**WHAT IS NEEDED:** Restate the data below word for word. Leave the images out.

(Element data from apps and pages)
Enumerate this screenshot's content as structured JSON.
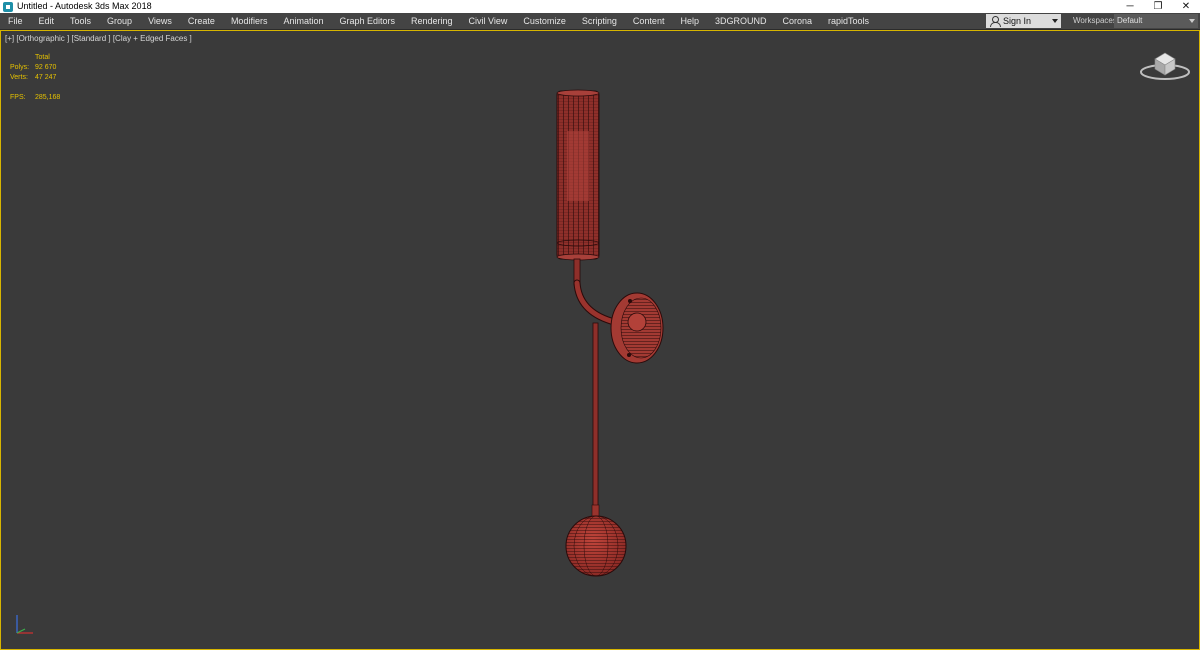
{
  "window": {
    "title": "Untitled - Autodesk 3ds Max 2018",
    "controls": {
      "minimize": "─",
      "restore": "❐",
      "close": "✕"
    }
  },
  "menu": {
    "items": [
      "File",
      "Edit",
      "Tools",
      "Group",
      "Views",
      "Create",
      "Modifiers",
      "Animation",
      "Graph Editors",
      "Rendering",
      "Civil View",
      "Customize",
      "Scripting",
      "Content",
      "Help",
      "3DGROUND",
      "Corona",
      "rapidTools"
    ]
  },
  "account": {
    "signin_label": "Sign In"
  },
  "workspaces": {
    "label": "Workspaces:",
    "value": "Default"
  },
  "viewport": {
    "label": "[+] [Orthographic ] [Standard ] [Clay + Edged Faces ]",
    "stats": {
      "total_label": "Total",
      "polys_label": "Polys:",
      "polys_value": "92 670",
      "verts_label": "Verts:",
      "verts_value": "47 247",
      "fps_label": "FPS:",
      "fps_value": "285,168"
    }
  },
  "colors": {
    "viewport_bg": "#3a3a3a",
    "active_border": "#d7b500",
    "stats_text": "#e6c200",
    "model_fill": "#a33a33",
    "model_wire": "#2a0a0a"
  },
  "icons": [
    "app-icon",
    "user-icon",
    "viewcube-icon",
    "axis-tripod-icon"
  ]
}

**TASK OUTPUT:**
Enumerate this screenshot's content as structured JSON.
{
  "window": {
    "title": "Untitled - Autodesk 3ds Max 2018",
    "controls": {
      "minimize": "─",
      "restore": "❐",
      "close": "✕"
    }
  },
  "menu": {
    "items": [
      "File",
      "Edit",
      "Tools",
      "Group",
      "Views",
      "Create",
      "Modifiers",
      "Animation",
      "Graph Editors",
      "Rendering",
      "Civil View",
      "Customize",
      "Scripting",
      "Content",
      "Help",
      "3DGROUND",
      "Corona",
      "rapidTools"
    ]
  },
  "account": {
    "signin_label": "Sign In"
  },
  "workspaces": {
    "label": "Workspaces:",
    "value": "Default"
  },
  "viewport": {
    "label": "[+] [Orthographic ] [Standard ] [Clay + Edged Faces ]",
    "stats": {
      "total_label": "Total",
      "polys_label": "Polys:",
      "polys_value": "92 670",
      "verts_label": "Verts:",
      "verts_value": "47 247",
      "fps_label": "FPS:",
      "fps_value": "285,168"
    }
  },
  "colors": {
    "viewport_bg": "#3a3a3a",
    "active_border": "#d7b500",
    "stats_text": "#e6c200",
    "model_fill": "#a33a33",
    "model_wire": "#2a0a0a"
  },
  "icons": [
    "app-icon",
    "user-icon",
    "viewcube-icon",
    "axis-tripod-icon"
  ]
}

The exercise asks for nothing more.